The Superior Court of Pennsylvania recently sided with a lessee in a class action royalty dispute.  In Hall v. CNX Gas Co., LLC, the lease contained a royalty provision providing that royalties were to be calculated on the net amount realized at the point of sale.  The lessors asserted that because the provision did not authorize the pro rata allocation of lost and used gas among lessors, CNX was limited to deducting only actual volumes of lost or used gas from each lessor’s share when calculating royalties.  CNX maintained that there was no volume of lost or used gas to allocate at the point of sale.  The court agreed, holding that even though the lease was silent as to the allocation of lost and used gas, the language of the royalty provision obviated the need for an express term addressing the subject.  The court reasoned that lost and used gas was not a part of the royalty calculation since the royalty calculation was based on the net amount realized at the point

Click here to read the case.

Pennsylvania Court Upholds Sublease of Production Rights

Posted in Energy

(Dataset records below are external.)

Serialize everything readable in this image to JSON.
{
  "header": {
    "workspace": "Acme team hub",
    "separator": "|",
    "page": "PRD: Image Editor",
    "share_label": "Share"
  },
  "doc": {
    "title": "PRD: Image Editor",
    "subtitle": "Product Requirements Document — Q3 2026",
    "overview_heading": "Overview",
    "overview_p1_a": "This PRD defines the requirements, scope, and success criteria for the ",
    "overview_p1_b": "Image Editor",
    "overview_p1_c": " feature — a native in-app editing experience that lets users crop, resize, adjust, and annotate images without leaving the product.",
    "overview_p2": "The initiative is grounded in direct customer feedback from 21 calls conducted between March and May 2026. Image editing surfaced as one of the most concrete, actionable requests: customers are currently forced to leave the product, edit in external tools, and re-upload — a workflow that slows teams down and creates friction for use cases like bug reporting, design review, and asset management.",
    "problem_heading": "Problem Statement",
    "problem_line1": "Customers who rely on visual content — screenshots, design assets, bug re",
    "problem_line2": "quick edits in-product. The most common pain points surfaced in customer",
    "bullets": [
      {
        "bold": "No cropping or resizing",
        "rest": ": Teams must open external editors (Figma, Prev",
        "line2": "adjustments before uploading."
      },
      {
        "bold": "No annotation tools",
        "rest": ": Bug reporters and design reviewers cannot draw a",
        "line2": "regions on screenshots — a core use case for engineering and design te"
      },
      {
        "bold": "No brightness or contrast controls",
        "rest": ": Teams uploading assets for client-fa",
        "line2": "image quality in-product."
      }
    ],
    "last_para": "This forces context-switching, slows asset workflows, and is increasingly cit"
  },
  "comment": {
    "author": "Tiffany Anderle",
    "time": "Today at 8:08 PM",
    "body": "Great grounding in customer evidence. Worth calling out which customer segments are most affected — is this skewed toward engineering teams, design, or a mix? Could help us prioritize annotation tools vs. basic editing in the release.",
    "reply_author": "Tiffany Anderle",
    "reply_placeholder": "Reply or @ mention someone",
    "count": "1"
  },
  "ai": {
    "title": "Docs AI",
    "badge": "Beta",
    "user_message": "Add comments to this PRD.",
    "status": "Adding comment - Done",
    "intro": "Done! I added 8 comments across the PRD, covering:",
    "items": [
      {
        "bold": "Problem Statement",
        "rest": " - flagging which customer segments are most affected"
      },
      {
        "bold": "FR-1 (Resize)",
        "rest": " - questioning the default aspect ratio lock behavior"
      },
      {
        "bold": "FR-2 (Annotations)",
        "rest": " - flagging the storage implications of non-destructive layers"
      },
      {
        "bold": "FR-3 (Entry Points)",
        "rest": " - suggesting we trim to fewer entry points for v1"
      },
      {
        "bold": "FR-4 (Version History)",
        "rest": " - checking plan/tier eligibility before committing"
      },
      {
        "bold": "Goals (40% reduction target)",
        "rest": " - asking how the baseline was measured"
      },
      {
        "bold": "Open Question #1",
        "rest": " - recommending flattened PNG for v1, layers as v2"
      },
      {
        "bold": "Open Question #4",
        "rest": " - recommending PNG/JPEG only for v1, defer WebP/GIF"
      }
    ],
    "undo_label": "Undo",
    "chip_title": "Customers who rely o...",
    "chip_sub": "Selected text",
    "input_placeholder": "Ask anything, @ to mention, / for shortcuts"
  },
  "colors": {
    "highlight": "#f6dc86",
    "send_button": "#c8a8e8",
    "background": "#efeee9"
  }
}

The Pennsylvania Superior Court recently held that a sublease of production rights under 250 acres in Greene County did not alter the habendum clause of a 50 year old oil and gas lease or sever rights provided under the original lease. The original lease was for the term of ten (10) years or so long as, among other actions, oil or gas was produced or gas was stored. In 2011, Equitrans L.P. subleased the oil and gas production rights under the lease to EQT Production Company.The landowners argued that the sublease severed the production rights from the storage rights and since no oil or gas was produced, any production rights under the lease terminated. The Court disagreed, holding that express provisions of the sublease evidenced the intent of the parties to not sever the production rights and under the original lease either production or storage could hold the lease. As such, production rights were not terminated.

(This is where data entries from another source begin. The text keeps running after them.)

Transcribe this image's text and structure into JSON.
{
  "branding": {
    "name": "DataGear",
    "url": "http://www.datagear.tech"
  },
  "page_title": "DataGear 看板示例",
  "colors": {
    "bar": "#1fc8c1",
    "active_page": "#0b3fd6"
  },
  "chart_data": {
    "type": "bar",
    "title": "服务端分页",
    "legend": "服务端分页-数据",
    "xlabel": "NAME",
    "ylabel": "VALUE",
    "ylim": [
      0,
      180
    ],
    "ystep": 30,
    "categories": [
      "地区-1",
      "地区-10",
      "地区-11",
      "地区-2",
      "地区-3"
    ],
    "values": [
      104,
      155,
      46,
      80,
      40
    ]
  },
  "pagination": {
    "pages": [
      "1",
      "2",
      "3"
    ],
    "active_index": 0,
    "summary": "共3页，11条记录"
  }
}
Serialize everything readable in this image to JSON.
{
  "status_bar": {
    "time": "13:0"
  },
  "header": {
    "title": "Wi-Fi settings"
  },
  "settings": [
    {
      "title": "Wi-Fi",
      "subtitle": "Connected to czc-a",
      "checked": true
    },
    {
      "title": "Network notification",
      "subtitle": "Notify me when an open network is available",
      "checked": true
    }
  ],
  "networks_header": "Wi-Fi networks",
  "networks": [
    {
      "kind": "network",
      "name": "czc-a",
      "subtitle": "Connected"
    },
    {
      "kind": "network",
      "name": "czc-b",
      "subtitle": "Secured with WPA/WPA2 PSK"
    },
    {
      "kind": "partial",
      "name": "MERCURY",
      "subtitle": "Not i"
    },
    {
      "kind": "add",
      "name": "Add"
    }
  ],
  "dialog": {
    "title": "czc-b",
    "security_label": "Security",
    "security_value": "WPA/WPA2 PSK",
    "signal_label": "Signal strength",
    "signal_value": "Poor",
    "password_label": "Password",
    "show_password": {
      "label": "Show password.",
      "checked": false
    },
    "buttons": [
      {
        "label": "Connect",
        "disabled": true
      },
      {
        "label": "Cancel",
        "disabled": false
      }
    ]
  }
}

Click here to read the case in its entirety.

Ohio Court Of Appeals Issues Decision on Effect of Pugh Clause, Expansion of Drilling Units, Equitable Tolling

Posted in Energy

On March 4, 2016, the Ohio Seventh District Court of Appeals in Summitcrest, Inc. v. Eric Petroleum Corp., et al., addressed several issues concerning oil and gas leases in Ohio.  In its decision, the Court held that: (1) a Pugh clause in an oil and gas lease did not operate to terminate the lease prior to the expiration of its primary term; (2) defendant-lessee was entitled to equitable tolling of the lease during the pendency of the suit; and (3) an implied covenant of good faith and fair dealing could not be used to negate the express language of the lease, which authorized the lessee to expand an existing drilling unit.   The Seventh District is one of the first Ohio appellate courts to address the interpretation and effect of a Pugh clause under Ohio law.

Read more about this case in our Client Alert.